### WHAT TO DO:
Line by line, copy the records below exactly and leave the pictures out.

··· ENTRIES SUPPLIED

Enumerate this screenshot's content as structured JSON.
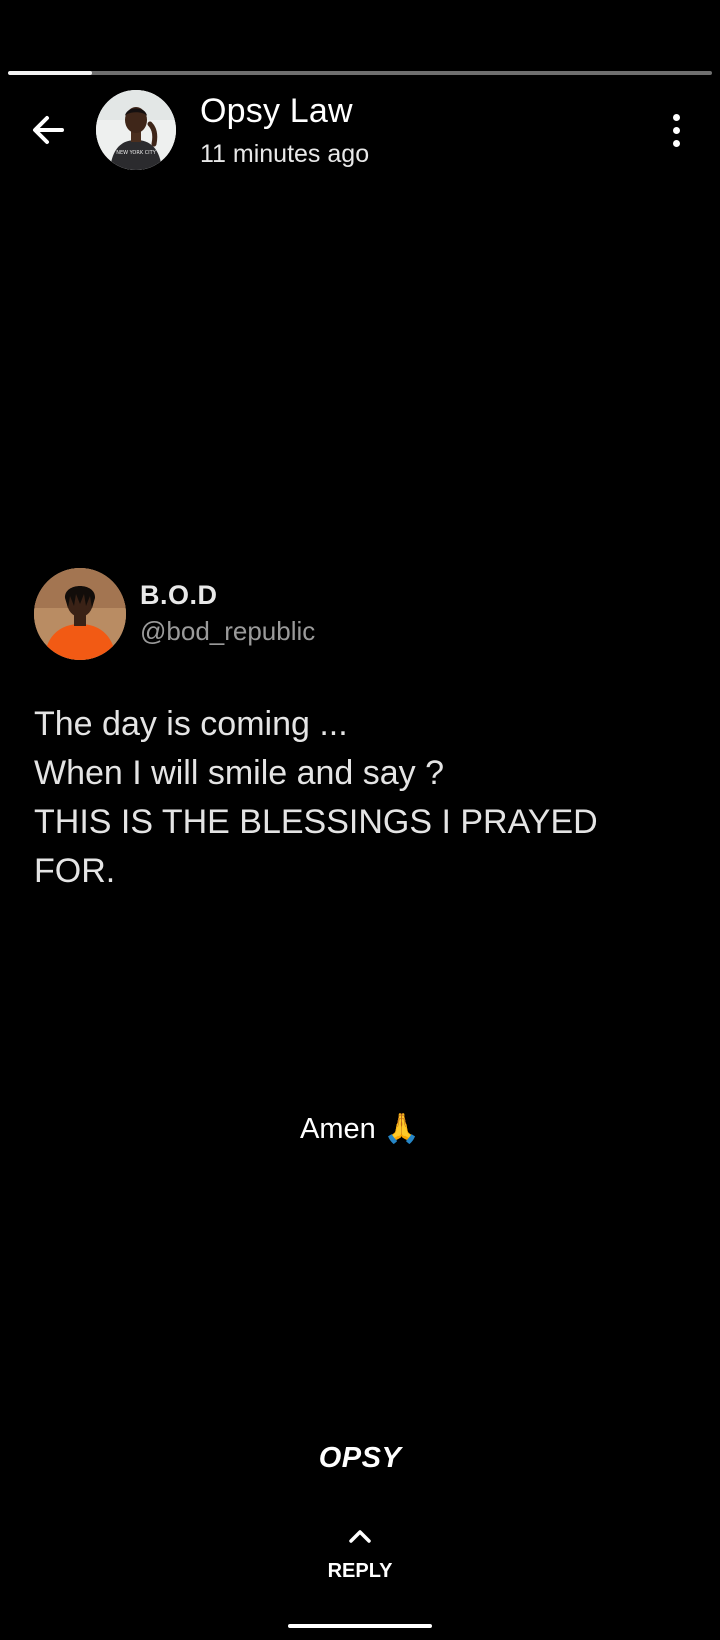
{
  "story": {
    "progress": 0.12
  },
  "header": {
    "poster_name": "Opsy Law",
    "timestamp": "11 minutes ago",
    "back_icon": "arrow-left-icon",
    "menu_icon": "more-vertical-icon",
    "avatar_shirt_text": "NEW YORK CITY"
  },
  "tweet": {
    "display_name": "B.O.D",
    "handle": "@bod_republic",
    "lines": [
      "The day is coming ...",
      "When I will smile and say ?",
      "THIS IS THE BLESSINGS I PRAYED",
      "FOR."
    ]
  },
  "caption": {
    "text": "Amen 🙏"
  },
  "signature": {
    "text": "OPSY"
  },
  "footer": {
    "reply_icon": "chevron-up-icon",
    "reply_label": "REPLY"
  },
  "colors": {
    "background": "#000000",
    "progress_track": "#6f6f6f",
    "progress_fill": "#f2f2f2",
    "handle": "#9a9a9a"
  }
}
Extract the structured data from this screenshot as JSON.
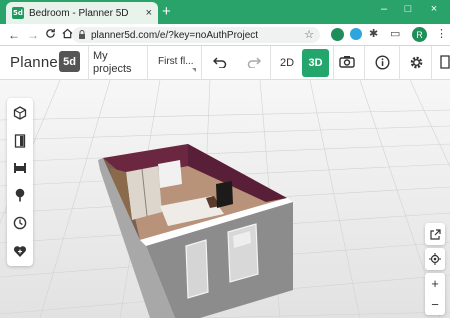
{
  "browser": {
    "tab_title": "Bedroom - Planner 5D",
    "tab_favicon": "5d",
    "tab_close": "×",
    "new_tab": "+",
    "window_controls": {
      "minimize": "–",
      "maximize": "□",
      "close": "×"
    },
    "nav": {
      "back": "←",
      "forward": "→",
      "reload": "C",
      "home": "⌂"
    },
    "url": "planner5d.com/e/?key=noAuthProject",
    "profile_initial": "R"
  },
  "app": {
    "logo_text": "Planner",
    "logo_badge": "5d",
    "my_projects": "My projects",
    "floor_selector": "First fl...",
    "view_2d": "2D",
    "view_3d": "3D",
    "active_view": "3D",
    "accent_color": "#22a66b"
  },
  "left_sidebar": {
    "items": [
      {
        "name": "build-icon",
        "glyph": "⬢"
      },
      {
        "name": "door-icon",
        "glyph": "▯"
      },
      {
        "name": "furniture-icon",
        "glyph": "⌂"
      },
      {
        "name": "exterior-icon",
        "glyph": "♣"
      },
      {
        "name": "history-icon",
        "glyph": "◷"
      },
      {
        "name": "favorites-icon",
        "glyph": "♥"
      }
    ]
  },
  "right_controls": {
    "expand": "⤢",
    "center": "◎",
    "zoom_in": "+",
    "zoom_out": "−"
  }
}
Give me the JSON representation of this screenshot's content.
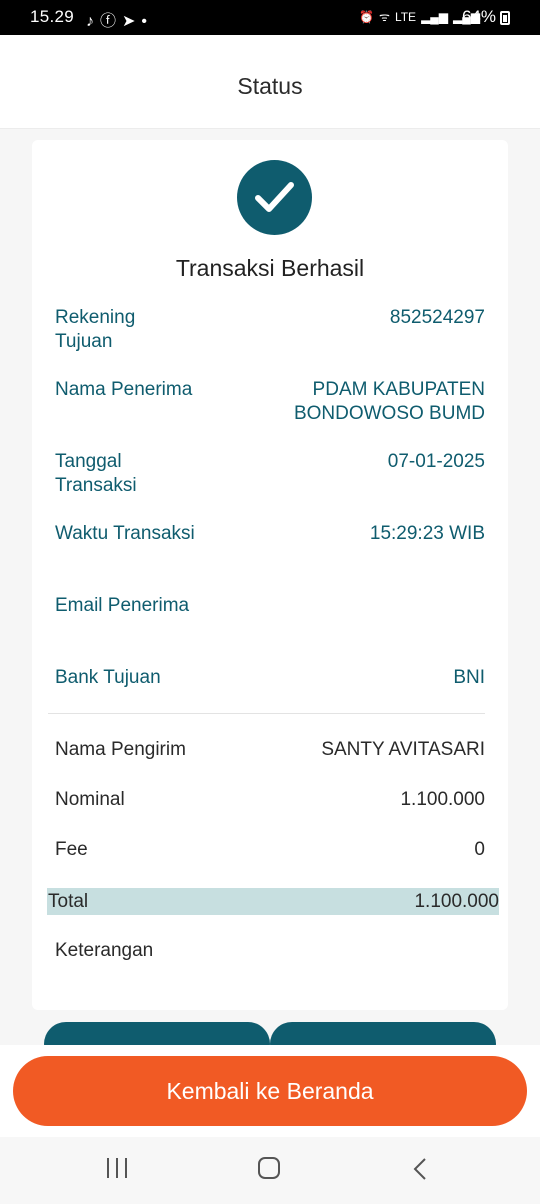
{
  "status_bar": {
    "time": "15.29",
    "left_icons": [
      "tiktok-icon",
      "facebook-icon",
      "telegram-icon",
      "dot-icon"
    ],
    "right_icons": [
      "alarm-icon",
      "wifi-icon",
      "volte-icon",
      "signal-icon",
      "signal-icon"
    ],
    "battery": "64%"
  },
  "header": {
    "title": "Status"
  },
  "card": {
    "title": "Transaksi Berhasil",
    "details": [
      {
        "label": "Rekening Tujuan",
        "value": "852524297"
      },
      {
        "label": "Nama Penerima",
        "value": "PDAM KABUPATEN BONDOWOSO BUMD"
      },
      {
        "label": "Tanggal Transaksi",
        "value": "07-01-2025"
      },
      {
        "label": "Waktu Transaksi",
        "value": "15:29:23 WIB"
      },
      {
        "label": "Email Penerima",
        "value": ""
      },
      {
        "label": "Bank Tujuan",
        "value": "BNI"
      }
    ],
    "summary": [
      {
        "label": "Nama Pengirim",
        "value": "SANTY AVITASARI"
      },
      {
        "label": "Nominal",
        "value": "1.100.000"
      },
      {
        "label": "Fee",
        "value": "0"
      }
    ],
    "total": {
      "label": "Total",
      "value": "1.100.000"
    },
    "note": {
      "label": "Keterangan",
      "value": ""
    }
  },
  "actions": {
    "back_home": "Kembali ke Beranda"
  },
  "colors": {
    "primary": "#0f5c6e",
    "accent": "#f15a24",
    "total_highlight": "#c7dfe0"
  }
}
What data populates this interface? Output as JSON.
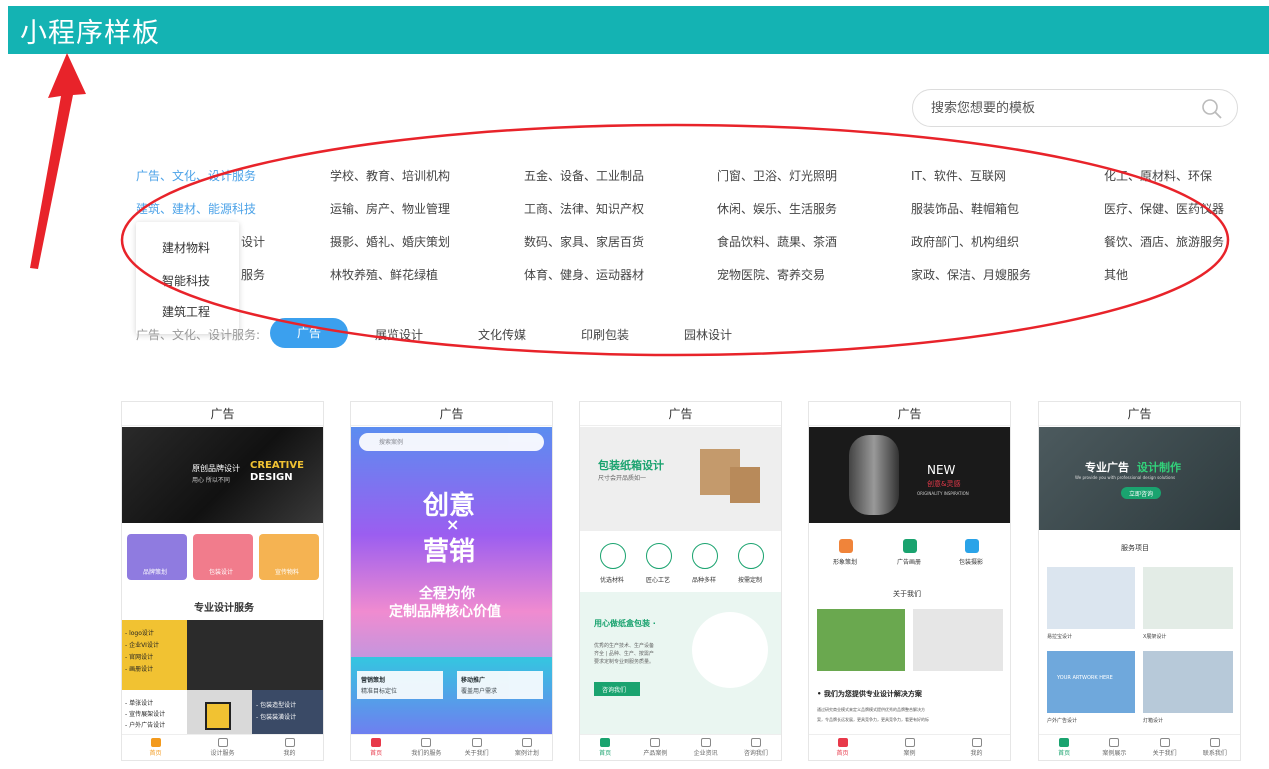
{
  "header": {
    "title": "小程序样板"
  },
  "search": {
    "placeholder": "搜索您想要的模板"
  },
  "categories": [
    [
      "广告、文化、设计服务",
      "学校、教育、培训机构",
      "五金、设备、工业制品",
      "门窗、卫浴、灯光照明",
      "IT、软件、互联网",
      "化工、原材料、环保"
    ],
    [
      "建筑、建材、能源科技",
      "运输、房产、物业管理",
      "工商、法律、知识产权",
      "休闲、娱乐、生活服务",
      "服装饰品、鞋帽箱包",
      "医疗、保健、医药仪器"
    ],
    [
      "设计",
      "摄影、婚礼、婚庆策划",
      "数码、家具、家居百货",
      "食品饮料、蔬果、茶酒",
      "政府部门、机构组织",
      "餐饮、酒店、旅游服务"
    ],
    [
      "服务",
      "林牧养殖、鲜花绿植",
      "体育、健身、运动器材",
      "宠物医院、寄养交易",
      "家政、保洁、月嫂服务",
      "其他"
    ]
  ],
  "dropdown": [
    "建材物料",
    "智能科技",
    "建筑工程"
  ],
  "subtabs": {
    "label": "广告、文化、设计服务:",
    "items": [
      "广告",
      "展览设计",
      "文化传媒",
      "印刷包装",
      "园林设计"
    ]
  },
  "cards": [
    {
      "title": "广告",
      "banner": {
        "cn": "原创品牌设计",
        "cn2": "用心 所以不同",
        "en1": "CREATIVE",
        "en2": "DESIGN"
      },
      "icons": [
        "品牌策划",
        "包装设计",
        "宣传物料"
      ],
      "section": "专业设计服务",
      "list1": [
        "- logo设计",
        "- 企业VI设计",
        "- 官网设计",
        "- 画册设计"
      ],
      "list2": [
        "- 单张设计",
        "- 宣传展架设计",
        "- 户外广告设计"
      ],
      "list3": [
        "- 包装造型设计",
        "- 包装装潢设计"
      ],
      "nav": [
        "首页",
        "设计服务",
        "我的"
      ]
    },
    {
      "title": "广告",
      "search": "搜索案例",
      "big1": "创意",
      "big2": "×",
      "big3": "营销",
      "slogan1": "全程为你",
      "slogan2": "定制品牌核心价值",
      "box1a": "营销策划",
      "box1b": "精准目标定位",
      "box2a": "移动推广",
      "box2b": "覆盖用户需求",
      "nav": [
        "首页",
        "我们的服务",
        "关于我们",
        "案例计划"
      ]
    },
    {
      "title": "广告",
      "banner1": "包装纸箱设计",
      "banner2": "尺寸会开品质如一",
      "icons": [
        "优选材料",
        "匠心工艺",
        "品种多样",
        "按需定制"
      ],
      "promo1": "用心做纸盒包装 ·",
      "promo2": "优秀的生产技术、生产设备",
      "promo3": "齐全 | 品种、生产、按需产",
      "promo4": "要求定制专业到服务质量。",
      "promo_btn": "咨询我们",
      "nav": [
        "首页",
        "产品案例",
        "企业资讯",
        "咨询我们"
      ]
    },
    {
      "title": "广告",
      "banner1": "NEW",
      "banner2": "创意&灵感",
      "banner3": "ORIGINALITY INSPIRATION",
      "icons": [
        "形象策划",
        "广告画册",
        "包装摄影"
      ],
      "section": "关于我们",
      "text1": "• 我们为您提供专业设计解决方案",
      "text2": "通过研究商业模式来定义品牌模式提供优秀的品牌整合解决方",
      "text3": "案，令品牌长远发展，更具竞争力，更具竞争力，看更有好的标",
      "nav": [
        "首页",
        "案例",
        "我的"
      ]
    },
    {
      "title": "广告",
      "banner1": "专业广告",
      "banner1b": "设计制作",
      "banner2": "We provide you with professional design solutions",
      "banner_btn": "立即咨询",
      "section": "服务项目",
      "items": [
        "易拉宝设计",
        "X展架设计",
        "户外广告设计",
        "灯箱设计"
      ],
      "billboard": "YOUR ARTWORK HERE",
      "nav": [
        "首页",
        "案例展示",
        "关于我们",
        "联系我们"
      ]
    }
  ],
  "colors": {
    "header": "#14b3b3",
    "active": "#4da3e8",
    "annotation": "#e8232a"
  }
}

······

### OUTPUT:
Enumerate this screenshot's content as structured JSON.
{
  "story": {
    "progress": 0.12
  },
  "header": {
    "poster_name": "Opsy Law",
    "timestamp": "11 minutes ago",
    "back_icon": "arrow-left-icon",
    "menu_icon": "more-vertical-icon",
    "avatar_shirt_text": "NEW YORK CITY"
  },
  "tweet": {
    "display_name": "B.O.D",
    "handle": "@bod_republic",
    "lines": [
      "The day is coming ...",
      "When I will smile and say ?",
      "THIS IS THE BLESSINGS I PRAYED",
      "FOR."
    ]
  },
  "caption": {
    "text": "Amen 🙏"
  },
  "signature": {
    "text": "OPSY"
  },
  "footer": {
    "reply_icon": "chevron-up-icon",
    "reply_label": "REPLY"
  },
  "colors": {
    "background": "#000000",
    "progress_track": "#6f6f6f",
    "progress_fill": "#f2f2f2",
    "handle": "#9a9a9a"
  }
}
Extract the structured data from this screenshot as JSON.
{
  "browser": {
    "tab_title": "Bedroom - Planner 5D",
    "tab_favicon": "5d",
    "tab_close": "×",
    "new_tab": "+",
    "window_controls": {
      "minimize": "–",
      "maximize": "□",
      "close": "×"
    },
    "nav": {
      "back": "←",
      "forward": "→",
      "reload": "C",
      "home": "⌂"
    },
    "url": "planner5d.com/e/?key=noAuthProject",
    "profile_initial": "R"
  },
  "app": {
    "logo_text": "Planner",
    "logo_badge": "5d",
    "my_projects": "My projects",
    "floor_selector": "First fl...",
    "view_2d": "2D",
    "view_3d": "3D",
    "active_view": "3D",
    "accent_color": "#22a66b"
  },
  "left_sidebar": {
    "items": [
      {
        "name": "build-icon",
        "glyph": "⬢"
      },
      {
        "name": "door-icon",
        "glyph": "▯"
      },
      {
        "name": "furniture-icon",
        "glyph": "⌂"
      },
      {
        "name": "exterior-icon",
        "glyph": "♣"
      },
      {
        "name": "history-icon",
        "glyph": "◷"
      },
      {
        "name": "favorites-icon",
        "glyph": "♥"
      }
    ]
  },
  "right_controls": {
    "expand": "⤢",
    "center": "◎",
    "zoom_in": "+",
    "zoom_out": "−"
  }
}
Give me the JSON representation of this screenshot's content.
{
  "status_bar": {
    "time": "15.29",
    "left_icons": [
      "tiktok-icon",
      "facebook-icon",
      "telegram-icon",
      "dot-icon"
    ],
    "right_icons": [
      "alarm-icon",
      "wifi-icon",
      "volte-icon",
      "signal-icon",
      "signal-icon"
    ],
    "battery": "64%"
  },
  "header": {
    "title": "Status"
  },
  "card": {
    "title": "Transaksi Berhasil",
    "details": [
      {
        "label": "Rekening Tujuan",
        "value": "852524297"
      },
      {
        "label": "Nama Penerima",
        "value": "PDAM KABUPATEN BONDOWOSO BUMD"
      },
      {
        "label": "Tanggal Transaksi",
        "value": "07-01-2025"
      },
      {
        "label": "Waktu Transaksi",
        "value": "15:29:23 WIB"
      },
      {
        "label": "Email Penerima",
        "value": ""
      },
      {
        "label": "Bank Tujuan",
        "value": "BNI"
      }
    ],
    "summary": [
      {
        "label": "Nama Pengirim",
        "value": "SANTY AVITASARI"
      },
      {
        "label": "Nominal",
        "value": "1.100.000"
      },
      {
        "label": "Fee",
        "value": "0"
      }
    ],
    "total": {
      "label": "Total",
      "value": "1.100.000"
    },
    "note": {
      "label": "Keterangan",
      "value": ""
    }
  },
  "actions": {
    "back_home": "Kembali ke Beranda"
  },
  "colors": {
    "primary": "#0f5c6e",
    "accent": "#f15a24",
    "total_highlight": "#c7dfe0"
  }
}
What data populates this interface? Output as JSON.
{
  "header": {
    "title": "小程序样板"
  },
  "search": {
    "placeholder": "搜索您想要的模板"
  },
  "categories": [
    [
      "广告、文化、设计服务",
      "学校、教育、培训机构",
      "五金、设备、工业制品",
      "门窗、卫浴、灯光照明",
      "IT、软件、互联网",
      "化工、原材料、环保"
    ],
    [
      "建筑、建材、能源科技",
      "运输、房产、物业管理",
      "工商、法律、知识产权",
      "休闲、娱乐、生活服务",
      "服装饰品、鞋帽箱包",
      "医疗、保健、医药仪器"
    ],
    [
      "设计",
      "摄影、婚礼、婚庆策划",
      "数码、家具、家居百货",
      "食品饮料、蔬果、茶酒",
      "政府部门、机构组织",
      "餐饮、酒店、旅游服务"
    ],
    [
      "服务",
      "林牧养殖、鲜花绿植",
      "体育、健身、运动器材",
      "宠物医院、寄养交易",
      "家政、保洁、月嫂服务",
      "其他"
    ]
  ],
  "dropdown": [
    "建材物料",
    "智能科技",
    "建筑工程"
  ],
  "subtabs": {
    "label": "广告、文化、设计服务:",
    "items": [
      "广告",
      "展览设计",
      "文化传媒",
      "印刷包装",
      "园林设计"
    ]
  },
  "cards": [
    {
      "title": "广告",
      "banner": {
        "cn": "原创品牌设计",
        "cn2": "用心 所以不同",
        "en1": "CREATIVE",
        "en2": "DESIGN"
      },
      "icons": [
        "品牌策划",
        "包装设计",
        "宣传物料"
      ],
      "section": "专业设计服务",
      "list1": [
        "- logo设计",
        "- 企业VI设计",
        "- 官网设计",
        "- 画册设计"
      ],
      "list2": [
        "- 单张设计",
        "- 宣传展架设计",
        "- 户外广告设计"
      ],
      "list3": [
        "- 包装造型设计",
        "- 包装装潢设计"
      ],
      "nav": [
        "首页",
        "设计服务",
        "我的"
      ]
    },
    {
      "title": "广告",
      "search": "搜索案例",
      "big1": "创意",
      "big2": "×",
      "big3": "营销",
      "slogan1": "全程为你",
      "slogan2": "定制品牌核心价值",
      "box1a": "营销策划",
      "box1b": "精准目标定位",
      "box2a": "移动推广",
      "box2b": "覆盖用户需求",
      "nav": [
        "首页",
        "我们的服务",
        "关于我们",
        "案例计划"
      ]
    },
    {
      "title": "广告",
      "banner1": "包装纸箱设计",
      "banner2": "尺寸会开品质如一",
      "icons": [
        "优选材料",
        "匠心工艺",
        "品种多样",
        "按需定制"
      ],
      "promo1": "用心做纸盒包装 ·",
      "promo2": "优秀的生产技术、生产设备",
      "promo3": "齐全 | 品种、生产、按需产",
      "promo4": "要求定制专业到服务质量。",
      "promo_btn": "咨询我们",
      "nav": [
        "首页",
        "产品案例",
        "企业资讯",
        "咨询我们"
      ]
    },
    {
      "title": "广告",
      "banner1": "NEW",
      "banner2": "创意&灵感",
      "banner3": "ORIGINALITY INSPIRATION",
      "icons": [
        "形象策划",
        "广告画册",
        "包装摄影"
      ],
      "section": "关于我们",
      "text1": "• 我们为您提供专业设计解决方案",
      "text2": "通过研究商业模式来定义品牌模式提供优秀的品牌整合解决方",
      "text3": "案，令品牌长远发展，更具竞争力，更具竞争力，看更有好的标",
      "nav": [
        "首页",
        "案例",
        "我的"
      ]
    },
    {
      "title": "广告",
      "banner1": "专业广告",
      "banner1b": "设计制作",
      "banner2": "We provide you with professional design solutions",
      "banner_btn": "立即咨询",
      "section": "服务项目",
      "items": [
        "易拉宝设计",
        "X展架设计",
        "户外广告设计",
        "灯箱设计"
      ],
      "billboard": "YOUR ARTWORK HERE",
      "nav": [
        "首页",
        "案例展示",
        "关于我们",
        "联系我们"
      ]
    }
  ],
  "colors": {
    "header": "#14b3b3",
    "active": "#4da3e8",
    "annotation": "#e8232a"
  }
}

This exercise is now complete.